The lonely journey

Doubt. It has been nagging at my conscience for some time. Grappling the courage to look at the facts objectively. Doubt is an asset [when you have faith]. And doubt is humbling.

Adoption is complex. It stems from a broken reality. Sitting with the tension can be tiresome. But the tension of this brokenness never goes away.

Who am I to say that adoption is the best thing for this child? In the dawn of strong opinions and lack of empathy, we advocate for our own perspective with viciousness.

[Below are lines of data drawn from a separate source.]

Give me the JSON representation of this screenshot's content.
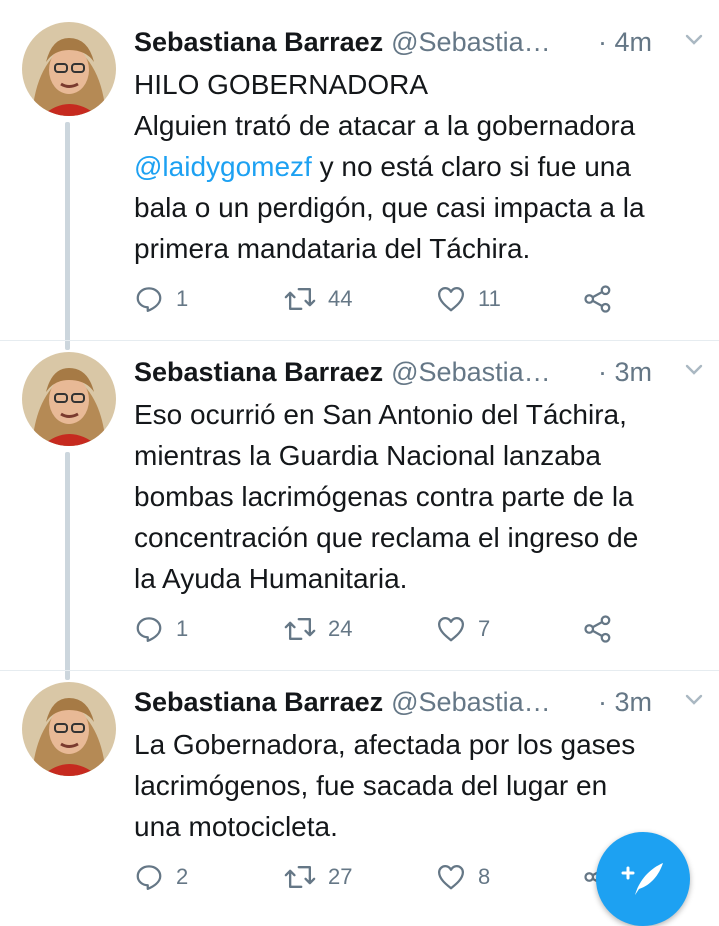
{
  "tweets": [
    {
      "name": "Sebastiana Barraez",
      "handle": "@Sebastia…",
      "time": "· 4m",
      "text_lines": [
        "HILO GOBERNADORA",
        "Alguien trató de atacar a la gobernadora"
      ],
      "mention": "@laidygomezf",
      "text_after_mention": " y no está claro si fue una\nbala o un perdigón, que casi impacta a la\nprimera mandataria del Táchira.",
      "replies": "1",
      "retweets": "44",
      "likes": "11"
    },
    {
      "name": "Sebastiana Barraez",
      "handle": "@Sebastia…",
      "time": "· 3m",
      "text": "Eso ocurrió en San Antonio del Táchira,\nmientras la Guardia Nacional lanzaba\nbombas lacrimógenas contra parte de la\nconcentración que reclama el ingreso de\nla Ayuda Humanitaria.",
      "replies": "1",
      "retweets": "24",
      "likes": "7"
    },
    {
      "name": "Sebastiana Barraez",
      "handle": "@Sebastia…",
      "time": "· 3m",
      "text": "La Gobernadora, afectada por los gases\nlacrimógenos, fue sacada del lugar en\nuna motocicleta.",
      "replies": "2",
      "retweets": "27",
      "likes": "8"
    }
  ],
  "icons": {
    "reply": "reply-icon",
    "retweet": "retweet-icon",
    "like": "heart-icon",
    "share": "share-icon",
    "menu": "chevron-down-icon",
    "compose": "compose-tweet-icon"
  },
  "colors": {
    "accent": "#1da1f2",
    "text": "#14171a",
    "secondary": "#657786",
    "thread_line": "#ccd6dd"
  }
}
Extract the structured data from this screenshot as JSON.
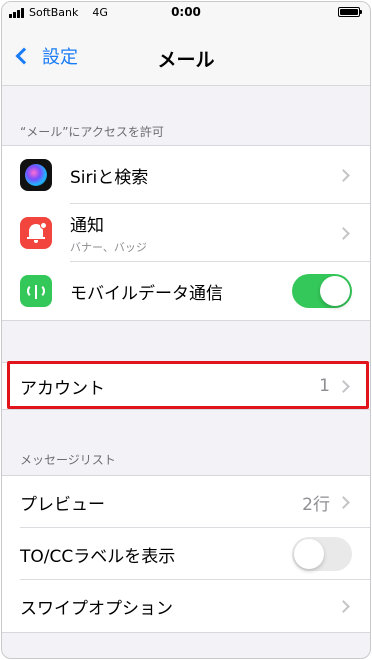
{
  "status_bar": {
    "carrier": "SoftBank",
    "network": "4G",
    "time": "0:00"
  },
  "nav": {
    "back_label": "設定",
    "title": "メール"
  },
  "access_section": {
    "header": "“メール”にアクセスを許可",
    "rows": [
      {
        "label": "Siriと検索",
        "icon": "siri-icon"
      },
      {
        "label": "通知",
        "sublabel": "バナー、バッジ",
        "icon": "bell-icon"
      },
      {
        "label": "モバイルデータ通信",
        "icon": "cellular-icon",
        "toggle": true
      }
    ]
  },
  "accounts": {
    "label": "アカウント",
    "value": "1"
  },
  "message_list_section": {
    "header": "メッセージリスト",
    "rows": [
      {
        "label": "プレビュー",
        "value": "2行"
      },
      {
        "label": "TO/CCラベルを表示",
        "toggle": false
      },
      {
        "label": "スワイプオプション"
      }
    ]
  },
  "colors": {
    "accent": "#1a7cf6",
    "toggle_on": "#34c759",
    "highlight": "#e1141b"
  }
}
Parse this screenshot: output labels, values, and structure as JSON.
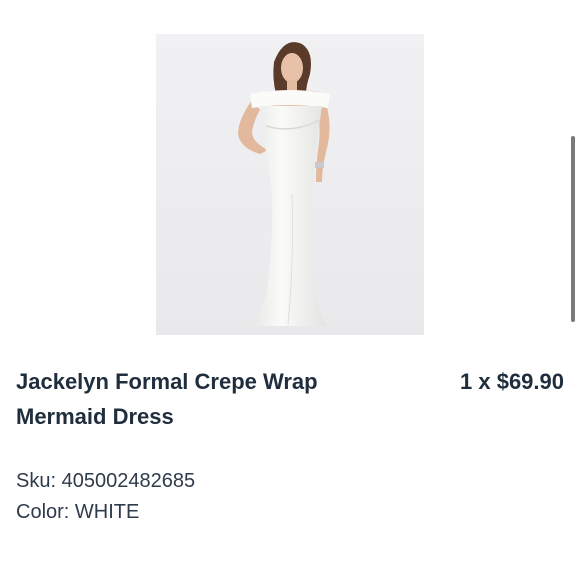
{
  "product": {
    "name": "Jackelyn Formal Crepe Wrap Mermaid Dress",
    "quantity": "1",
    "quantity_separator": " x ",
    "price": "$69.90",
    "sku_label": "Sku:",
    "sku_value": "405002482685",
    "color_label": "Color:",
    "color_value": "WHITE"
  },
  "colors": {
    "text": "#1f2d3d",
    "image_background": "#efeff1",
    "dress": "#f7f7f5"
  }
}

People who serve the extremely poor communities are strongly against separating children from their parents, and I commend them for it. (While each circumstance has its facets) It takes a lot of resources, energy and time to shift the direction of these little ones’ lives in the current context of their lives.


Mothers who see a child being removed from a foster family, they put themselves in the foster family’s shoes, of being separated from a child they’ve come to love and get attached to, and imagine the pain. But it’s not the same as taking a child from his healthy home for imaginary reasons. It’s what foster families signed up for: To be a temporary haven till the child can be adopted. In Romania, after 6 months of fostering a child, the foster family has priority in adoption.

The people who have had a first hand experience with the foster care system, or adoption, be that a good experience or a bad one, their perspective would be hardened into one direction. And we can advocate till the cows come home, if we don’t have the desire to hear another side, if we don’t have an open mind, better known as curiosity. Be curious of the other person’s perspective. And listen.

I know my determination to adopt could easily be misconstrued. I started to doubts my motives as well. Because I don’t fully know the present situation of the biological mom. Can I give her the benefit of the doubt? I sure can try. Reading the perspective of many wonderful Adoptive moms around the world, I force myself to soften my take on things, to give credit, to allow for grace.

My desire to adopt the biological sister is partly selfish. I want to give jackie the gift if sisterhood. And to make it easier for ourselves as they reach adulthood. [In a number of years she will meet some of her siblings for sure, most likely the biological mom as well, if she wants to be found.]
And they will struggle with identity and loneliness. They will go on a quest to find their roots, and to understand where they come from.

Deep down I believe it will be good for them to grow together. Though I value individuality, my intuition about sisterhood makes it clear of what I want to pursue for them.

I also know the details of my first daughter’s rescue. And I have a hard time believing that much has changed. It breaks my heart, but intervening in helping in any way (from where I stand) the biological mom, it’s prohibited by law, for my safety as well as my daughters’ safety and emotional health. And while I wish I could see biological families restored and healthy, and a safe environment to raise children, there is a time to be wise and keep away.

Somewhere in the world, I know there are families, and moms, adoptive moms, who fret over these thoughts. And I’m encouraged to know they exist. I follow them on Instagram. Ironically many are from Texas or California, and I write from Austin today. I don’t mind the loneliness on this journey but I mind being a burden. If you’ve even uttered a prayer for us as you read my thoughts, I’m grateful. I’m encouraged. My heart needs to express itself to breath easy, to be heard, to be seen, and thus is the purpose of this blog.